Sacramento-based Pacific Ethanol Inc. reported its 10th straight quarter of losses, but its CEO said the company has no plans to declare bankruptcy.
Pacific Ethanol (PEIX) delivered earnings and revenue surprises of 10.53% and -8.17%, respectively, for the quarter ended June 2019. Do the numbers hold clues to what lies ahead for the stock?
SACRAMENTO, Calif., July 31, 2019 -- Pacific Ethanol, Inc. (NASDAQ: PEIX), a leading producer and marketer of low-carbon renewable fuels and high-quality alcohol products in.
SACRAMENTO, Calif., July 25, 2019 -- Pacific Ethanol, Inc. (NASDAQ: PEIX), a leading producer and marketer of low-carbon renewable fuels and high-quality alcohol products in.
On the day of its payment deadline, the Sacramento-based renewable fuel producer has again deferred a payment to a major lender for four months.
Pacific Ethanol, Inc. (PEIX), a leading producer and marketer of low-carbon renewable fuels and high-quality alcohol products in the United States, reported it has extended the terms of its credit agreements with CoBank, ACB. Pacific Ethanol Pekin, LLC (“Pekin”), an indirect wholly-owned subsidiary of Pacific Ethanol, Inc., has entered into an amendment to extend the payment and covenant terms of its credit agreements with CoBank, ACB to November 15, 2019. In March 2019, the Company announced initiation of strategic initiatives to improve the Company’s liquidity and strengthen its balance sheet.
Neil Koehler has been the CEO of Pacific Ethanol, Inc. (NASDAQ:PEIX) since 2005. First, this article will compare CEO...

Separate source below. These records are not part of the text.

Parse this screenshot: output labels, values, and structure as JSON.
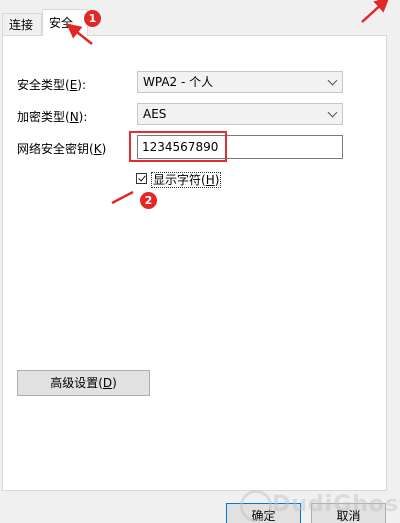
{
  "tabs": {
    "connect": "连接",
    "security": "安全"
  },
  "form": {
    "security_type_label": "安全类型(",
    "security_type_key": "E",
    "security_type_suffix": "):",
    "security_type_value": "WPA2 - 个人",
    "encryption_type_label": "加密类型(",
    "encryption_type_key": "N",
    "encryption_type_suffix": "):",
    "encryption_type_value": "AES",
    "network_key_label": "网络安全密钥(",
    "network_key_key": "K",
    "network_key_suffix": ")",
    "network_key_value": "1234567890",
    "show_chars_label": "显示字符(",
    "show_chars_key": "H",
    "show_chars_suffix": ")",
    "show_chars_checked": true
  },
  "buttons": {
    "advanced_label": "高级设置(",
    "advanced_key": "D",
    "advanced_suffix": ")",
    "ok_label": "确定",
    "cancel_label": "取消"
  },
  "annotations": {
    "badge_1": "1",
    "badge_2": "2",
    "color": "#e32626"
  },
  "watermark": "DudiGhost.com"
}
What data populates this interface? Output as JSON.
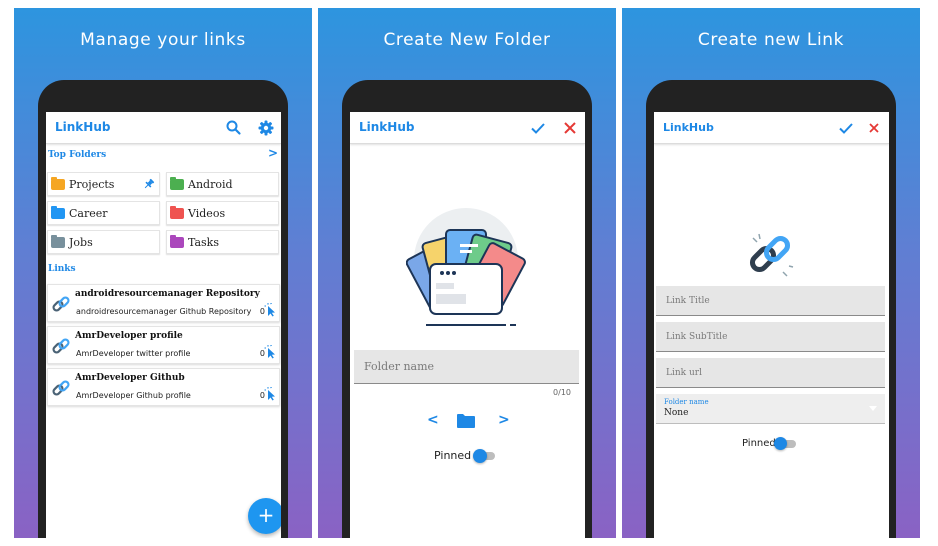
{
  "panels": [
    {
      "title": "Manage your links"
    },
    {
      "title": "Create New Folder"
    },
    {
      "title": "Create new Link"
    }
  ],
  "app": {
    "name": "LinkHub",
    "accent": "#1e88e5",
    "icons": {
      "search": "search-icon",
      "settings": "gear-icon",
      "confirm": "check-icon",
      "close": "close-icon",
      "add": "plus-icon"
    }
  },
  "home": {
    "top_folders_label": "Top Folders",
    "more_arrow": ">",
    "folders": [
      {
        "name": "Projects",
        "color": "#f5a623",
        "pinned": true
      },
      {
        "name": "Android",
        "color": "#4caf50",
        "pinned": false
      },
      {
        "name": "Career",
        "color": "#2196f3",
        "pinned": false
      },
      {
        "name": "Videos",
        "color": "#ef5350",
        "pinned": false
      },
      {
        "name": "Jobs",
        "color": "#78909c",
        "pinned": false
      },
      {
        "name": "Tasks",
        "color": "#ab47bc",
        "pinned": false
      }
    ],
    "links_label": "Links",
    "links": [
      {
        "title": "androidresourcemanager Repository",
        "subtitle": "androidresourcemanager Github Repository",
        "count": "0"
      },
      {
        "title": "AmrDeveloper profile",
        "subtitle": "AmrDeveloper twitter profile",
        "count": "0"
      },
      {
        "title": "AmrDeveloper Github",
        "subtitle": "AmrDeveloper Github profile",
        "count": "0"
      }
    ],
    "fab_label": "+"
  },
  "create_folder": {
    "folder_name_placeholder": "Folder name",
    "char_counter": "0/10",
    "prev_color": "<",
    "next_color": ">",
    "pinned_label": "Pinned",
    "pinned": false
  },
  "create_link": {
    "link_title_placeholder": "Link Title",
    "link_subtitle_placeholder": "Link SubTitle",
    "link_url_placeholder": "Link url",
    "folder_select_label": "Folder name",
    "folder_select_value": "None",
    "pinned_label": "Pinned",
    "pinned": false
  }
}
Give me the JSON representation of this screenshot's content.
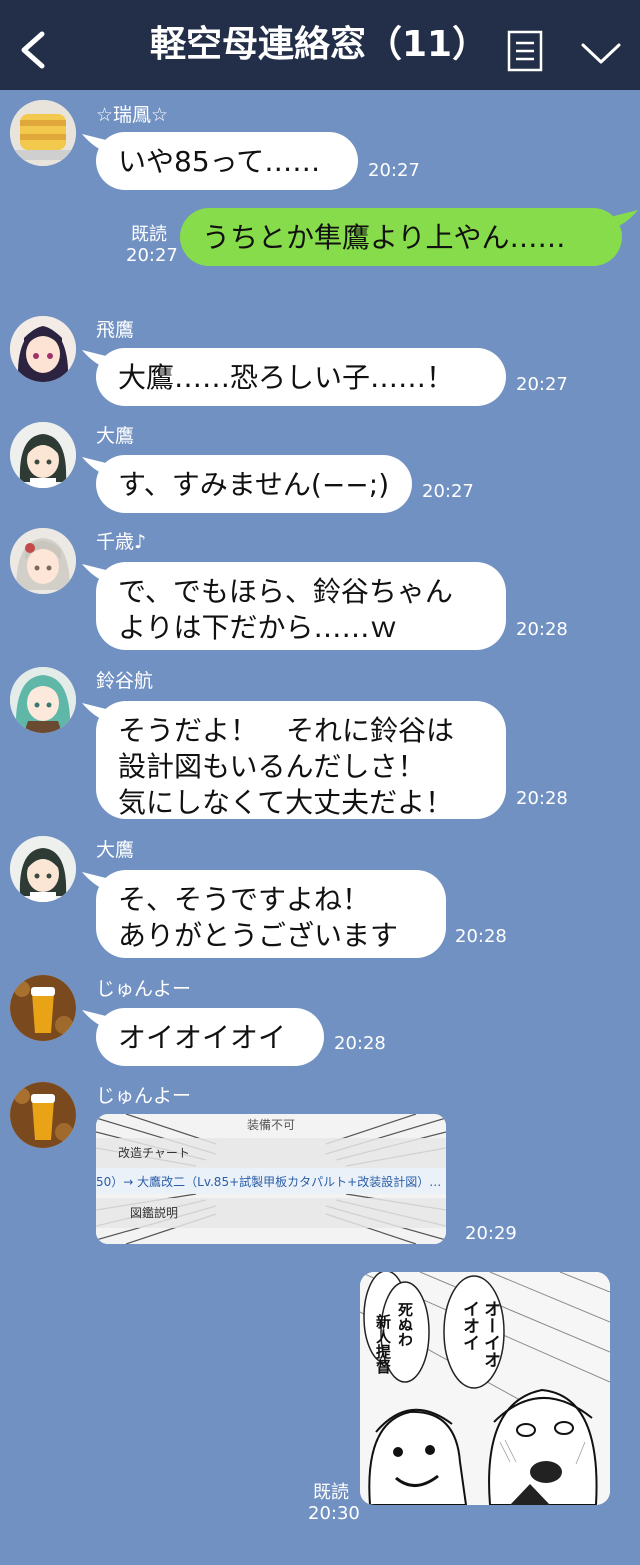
{
  "header": {
    "title": "軽空母連絡窓（11）",
    "back_icon": "chevron-left-icon",
    "menu_icon": "menu-icon",
    "expand_icon": "chevron-down-icon"
  },
  "colors": {
    "background": "#7191c2",
    "header": "#232e48",
    "bubble_in": "#ffffff",
    "bubble_out": "#86dc4b"
  },
  "messages": [
    {
      "sender": "☆瑞鳳☆",
      "text": "いや85って……",
      "time": "20:27"
    },
    {
      "text": "うちとか隼鷹より上やん……",
      "read": "既読",
      "time": "20:27"
    },
    {
      "sender": "飛鷹",
      "text": "大鷹……恐ろしい子……！",
      "time": "20:27"
    },
    {
      "sender": "大鷹",
      "text": "す、すみません(−−;)",
      "time": "20:27"
    },
    {
      "sender": "千歳♪",
      "text": "で、でもほら、鈴谷ちゃん\nよりは下だから……ｗ",
      "time": "20:28"
    },
    {
      "sender": "鈴谷航",
      "text": "そうだよ！　それに鈴谷は\n設計図もいるんだしさ！\n気にしなくて大丈夫だよ！",
      "time": "20:28"
    },
    {
      "sender": "大鷹",
      "text": "そ、そうですよね！\nありがとうございます",
      "time": "20:28"
    },
    {
      "sender": "じゅんよー",
      "text": "オイオイオイ",
      "time": "20:28"
    },
    {
      "sender": "じゅんよー",
      "time": "20:29",
      "image": {
        "header": "装備不可",
        "row1": "改造チャート",
        "row2": "50）→ 大鷹改二（Lv.85+試製甲板カタパルト+改装設計図）…",
        "row3": "図鑑説明"
      }
    },
    {
      "read": "既読",
      "time": "20:30",
      "image": {
        "speech_left": "新人提督",
        "speech_mid": "死ぬわ",
        "speech_right": "オーイオイオイ"
      }
    }
  ]
}
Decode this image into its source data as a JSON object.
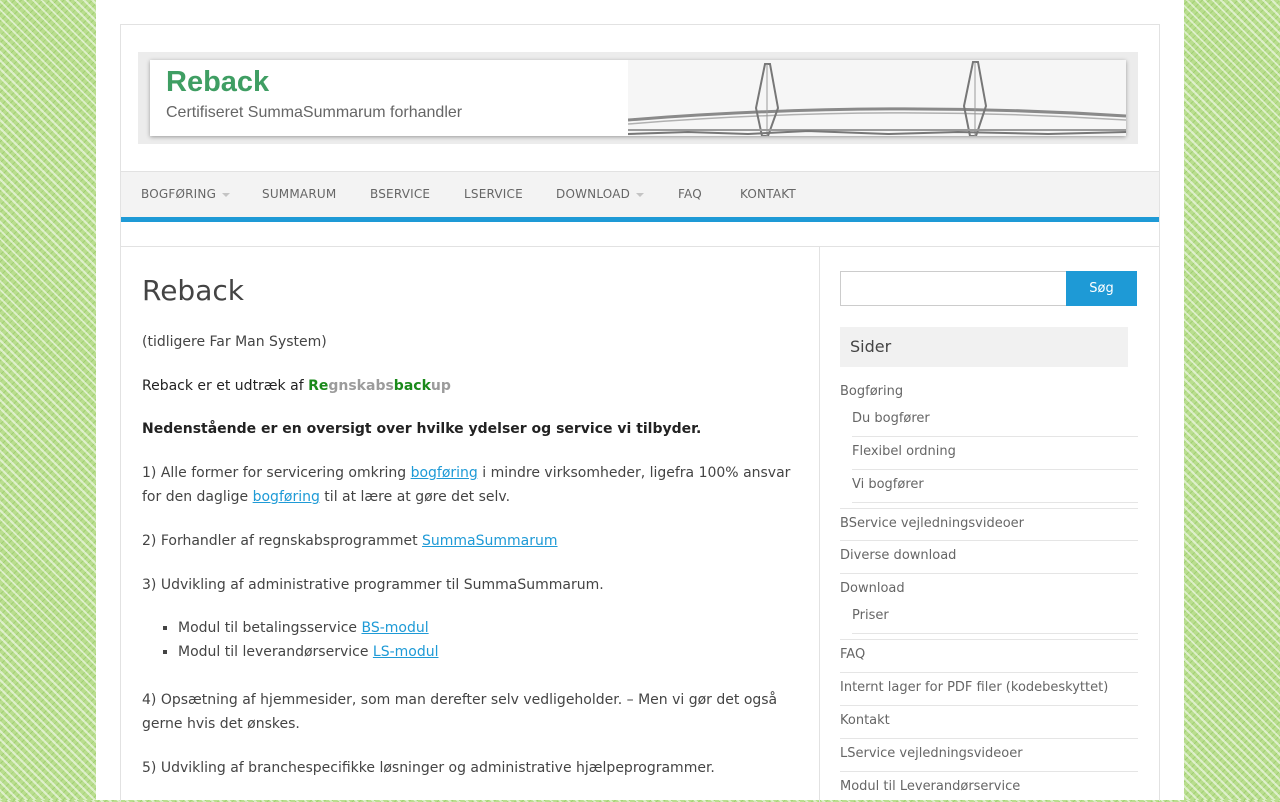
{
  "banner": {
    "title": "Reback",
    "subtitle": "Certifiseret SummaSummarum forhandler"
  },
  "nav": {
    "items": [
      {
        "label": "BOGFØRING",
        "has_dropdown": true
      },
      {
        "label": "SUMMARUM",
        "has_dropdown": false
      },
      {
        "label": "BSERVICE",
        "has_dropdown": false
      },
      {
        "label": "LSERVICE",
        "has_dropdown": false
      },
      {
        "label": "DOWNLOAD",
        "has_dropdown": true
      },
      {
        "label": "FAQ",
        "has_dropdown": false
      },
      {
        "label": "KONTAKT",
        "has_dropdown": false
      }
    ]
  },
  "article": {
    "title": "Reback",
    "intro": "(tidligere Far Man System)",
    "extract_prefix": "Reback er et udtræk af ",
    "brand": {
      "re": "Re",
      "gnskabs": "gnskabs",
      "back": "back",
      "up": "up"
    },
    "overview_heading": "Nedenstående er en oversigt over hvilke ydelser og service vi tilbyder.",
    "item1_a": "1) Alle former for servicering omkring ",
    "item1_link1": "bogføring",
    "item1_b": " i mindre virksomheder, ligefra 100% ansvar for den daglige ",
    "item1_link2": "bogføring",
    "item1_c": " til at lære at gøre det selv.",
    "item2_a": "2) Forhandler af regnskabsprogrammet ",
    "item2_link": "SummaSummarum",
    "item3": "3) Udvikling af administrative programmer til SummaSummarum.",
    "modules": [
      {
        "text": "Modul til betalingsservice ",
        "link": "BS-modul"
      },
      {
        "text": "Modul til leverandørservice ",
        "link": "LS-modul"
      }
    ],
    "item4": "4) Opsætning af hjemmesider, som man derefter selv vedligeholder. – Men vi gør det også gerne hvis det ønskes.",
    "item5": "5) Udvikling af branchespecifikke løsninger og administrative hjælpeprogrammer."
  },
  "sidebar": {
    "search_placeholder": "",
    "search_button": "Søg",
    "widget_title": "Sider",
    "pages": [
      {
        "label": "Bogføring",
        "level": 0
      },
      {
        "label": "Du bogfører",
        "level": 1
      },
      {
        "label": "Flexibel ordning",
        "level": 1
      },
      {
        "label": "Vi bogfører",
        "level": 1
      },
      {
        "label": "BService vejledningsvideoer",
        "level": 0
      },
      {
        "label": "Diverse download",
        "level": 0
      },
      {
        "label": "Download",
        "level": 0
      },
      {
        "label": "Priser",
        "level": 1
      },
      {
        "label": "FAQ",
        "level": 0
      },
      {
        "label": "Internt lager for PDF filer (kodebeskyttet)",
        "level": 0
      },
      {
        "label": "Kontakt",
        "level": 0
      },
      {
        "label": "LService vejledningsvideoer",
        "level": 0
      },
      {
        "label": "Modul til Leverandørservice",
        "level": 0
      }
    ]
  },
  "colors": {
    "accent": "#1e9ad6",
    "brand_green": "#1a8a1a",
    "banner_green": "#3f9e63",
    "background_pattern": "#b9de8e"
  }
}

The agency removed the federal restriction on summer sales of E15 ethanol and came up with several structural changes to increase RIN market transparency.
The Trump administration made good on a promise to Midwestern farmers to increase the blend of ethanol in auto fuel.
Sacramento-based renewable fuels company Pacific Ethanol Inc. said trends in ethanol markets are improving, especially following a brutal 2018.
Pacific Ethanol (PEIX) delivered earnings and revenue surprises of -222.22% and -8.27%, respectively, for the quarter ended March 2019. Do the numbers hold clues to what lies ahead for the stock?
On a per-share basis, the Sacramento, California-based company said it had a loss of 29 cents. The ethanol producer posted revenue of $355.8 million in the period. In the final minutes of trading on Wednesday, ...
SACRAMENTO, Calif., May 01, 2019 -- Pacific Ethanol, Inc. (NASDAQ: PEIX), a leading producer and marketer of low-carbon renewable fuels and high-quality alcohol products in the.
SACRAMENTO, Calif., April 25, 2019 -- Pacific Ethanol, Inc. (NASDAQ: PEIX), a leading producer and marketer of low-carbon renewable fuels and high-quality alcohol products in.
The big shareholder groups in Pacific Ethanol, Inc. (NASDAQ:PEIX) have power over the company. Large companies usually have institutions as shareholders, and we usually see insiders owning shares in smaller companies. I...